▶ **Work to complete**:
Retype the whole listing exactly. Leave out pictures.
*** Block opens ***
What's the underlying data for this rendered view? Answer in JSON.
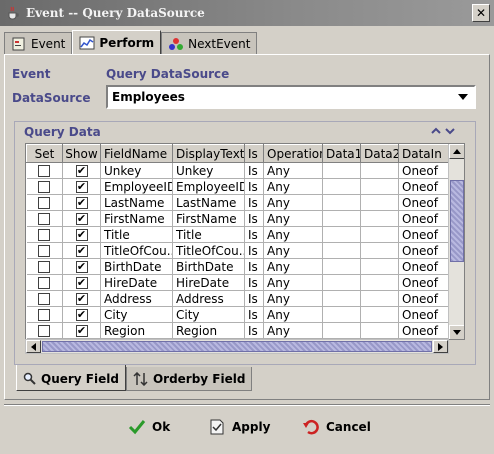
{
  "window": {
    "title": "Event -- Query DataSource"
  },
  "tabs_top": [
    {
      "label": "Event",
      "icon": "event-icon",
      "active": false
    },
    {
      "label": "Perform",
      "icon": "chart-icon",
      "active": true
    },
    {
      "label": "NextEvent",
      "icon": "colored-dots-icon",
      "active": false
    }
  ],
  "form": {
    "event_label": "Event",
    "event_value": "Query DataSource",
    "datasource_label": "DataSource",
    "datasource_value": "Employees"
  },
  "query_data": {
    "title": "Query Data",
    "columns": [
      "Set",
      "Show",
      "FieldName",
      "DisplayText",
      "Is",
      "Operation",
      "Data1",
      "Data2",
      "DataIn"
    ],
    "rows": [
      {
        "set": false,
        "show": true,
        "field": "Unkey",
        "display": "Unkey",
        "is": "Is",
        "op": "Any",
        "d1": "",
        "d2": "",
        "din": "Oneof"
      },
      {
        "set": false,
        "show": true,
        "field": "EmployeeID",
        "display": "EmployeeID",
        "is": "Is",
        "op": "Any",
        "d1": "",
        "d2": "",
        "din": "Oneof"
      },
      {
        "set": false,
        "show": true,
        "field": "LastName",
        "display": "LastName",
        "is": "Is",
        "op": "Any",
        "d1": "",
        "d2": "",
        "din": "Oneof"
      },
      {
        "set": false,
        "show": true,
        "field": "FirstName",
        "display": "FirstName",
        "is": "Is",
        "op": "Any",
        "d1": "",
        "d2": "",
        "din": "Oneof"
      },
      {
        "set": false,
        "show": true,
        "field": "Title",
        "display": "Title",
        "is": "Is",
        "op": "Any",
        "d1": "",
        "d2": "",
        "din": "Oneof"
      },
      {
        "set": false,
        "show": true,
        "field": "TitleOfCou...",
        "display": "TitleOfCou...",
        "is": "Is",
        "op": "Any",
        "d1": "",
        "d2": "",
        "din": "Oneof"
      },
      {
        "set": false,
        "show": true,
        "field": "BirthDate",
        "display": "BirthDate",
        "is": "Is",
        "op": "Any",
        "d1": "",
        "d2": "",
        "din": "Oneof"
      },
      {
        "set": false,
        "show": true,
        "field": "HireDate",
        "display": "HireDate",
        "is": "Is",
        "op": "Any",
        "d1": "",
        "d2": "",
        "din": "Oneof"
      },
      {
        "set": false,
        "show": true,
        "field": "Address",
        "display": "Address",
        "is": "Is",
        "op": "Any",
        "d1": "",
        "d2": "",
        "din": "Oneof"
      },
      {
        "set": false,
        "show": true,
        "field": "City",
        "display": "City",
        "is": "Is",
        "op": "Any",
        "d1": "",
        "d2": "",
        "din": "Oneof"
      },
      {
        "set": false,
        "show": true,
        "field": "Region",
        "display": "Region",
        "is": "Is",
        "op": "Any",
        "d1": "",
        "d2": "",
        "din": "Oneof"
      }
    ]
  },
  "tabs_bottom": [
    {
      "label": "Query Field",
      "icon": "magnifier-icon",
      "active": true
    },
    {
      "label": "Orderby Field",
      "icon": "sort-arrows-icon",
      "active": false
    }
  ],
  "buttons": {
    "ok": "Ok",
    "apply": "Apply",
    "cancel": "Cancel"
  },
  "colors": {
    "label": "#4a4a8a",
    "scroll_thumb": "#9898c8"
  }
}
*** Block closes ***
▶ **Output for this exercise**:
What's the underlying data for this rendered view? Answer in JSON.
{
  "window": {
    "title": "Event -- Query DataSource"
  },
  "tabs_top": [
    {
      "label": "Event",
      "icon": "event-icon",
      "active": false
    },
    {
      "label": "Perform",
      "icon": "chart-icon",
      "active": true
    },
    {
      "label": "NextEvent",
      "icon": "colored-dots-icon",
      "active": false
    }
  ],
  "form": {
    "event_label": "Event",
    "event_value": "Query DataSource",
    "datasource_label": "DataSource",
    "datasource_value": "Employees"
  },
  "query_data": {
    "title": "Query Data",
    "columns": [
      "Set",
      "Show",
      "FieldName",
      "DisplayText",
      "Is",
      "Operation",
      "Data1",
      "Data2",
      "DataIn"
    ],
    "rows": [
      {
        "set": false,
        "show": true,
        "field": "Unkey",
        "display": "Unkey",
        "is": "Is",
        "op": "Any",
        "d1": "",
        "d2": "",
        "din": "Oneof"
      },
      {
        "set": false,
        "show": true,
        "field": "EmployeeID",
        "display": "EmployeeID",
        "is": "Is",
        "op": "Any",
        "d1": "",
        "d2": "",
        "din": "Oneof"
      },
      {
        "set": false,
        "show": true,
        "field": "LastName",
        "display": "LastName",
        "is": "Is",
        "op": "Any",
        "d1": "",
        "d2": "",
        "din": "Oneof"
      },
      {
        "set": false,
        "show": true,
        "field": "FirstName",
        "display": "FirstName",
        "is": "Is",
        "op": "Any",
        "d1": "",
        "d2": "",
        "din": "Oneof"
      },
      {
        "set": false,
        "show": true,
        "field": "Title",
        "display": "Title",
        "is": "Is",
        "op": "Any",
        "d1": "",
        "d2": "",
        "din": "Oneof"
      },
      {
        "set": false,
        "show": true,
        "field": "TitleOfCou...",
        "display": "TitleOfCou...",
        "is": "Is",
        "op": "Any",
        "d1": "",
        "d2": "",
        "din": "Oneof"
      },
      {
        "set": false,
        "show": true,
        "field": "BirthDate",
        "display": "BirthDate",
        "is": "Is",
        "op": "Any",
        "d1": "",
        "d2": "",
        "din": "Oneof"
      },
      {
        "set": false,
        "show": true,
        "field": "HireDate",
        "display": "HireDate",
        "is": "Is",
        "op": "Any",
        "d1": "",
        "d2": "",
        "din": "Oneof"
      },
      {
        "set": false,
        "show": true,
        "field": "Address",
        "display": "Address",
        "is": "Is",
        "op": "Any",
        "d1": "",
        "d2": "",
        "din": "Oneof"
      },
      {
        "set": false,
        "show": true,
        "field": "City",
        "display": "City",
        "is": "Is",
        "op": "Any",
        "d1": "",
        "d2": "",
        "din": "Oneof"
      },
      {
        "set": false,
        "show": true,
        "field": "Region",
        "display": "Region",
        "is": "Is",
        "op": "Any",
        "d1": "",
        "d2": "",
        "din": "Oneof"
      }
    ]
  },
  "tabs_bottom": [
    {
      "label": "Query Field",
      "icon": "magnifier-icon",
      "active": true
    },
    {
      "label": "Orderby Field",
      "icon": "sort-arrows-icon",
      "active": false
    }
  ],
  "buttons": {
    "ok": "Ok",
    "apply": "Apply",
    "cancel": "Cancel"
  },
  "colors": {
    "label": "#4a4a8a",
    "scroll_thumb": "#9898c8"
  }
}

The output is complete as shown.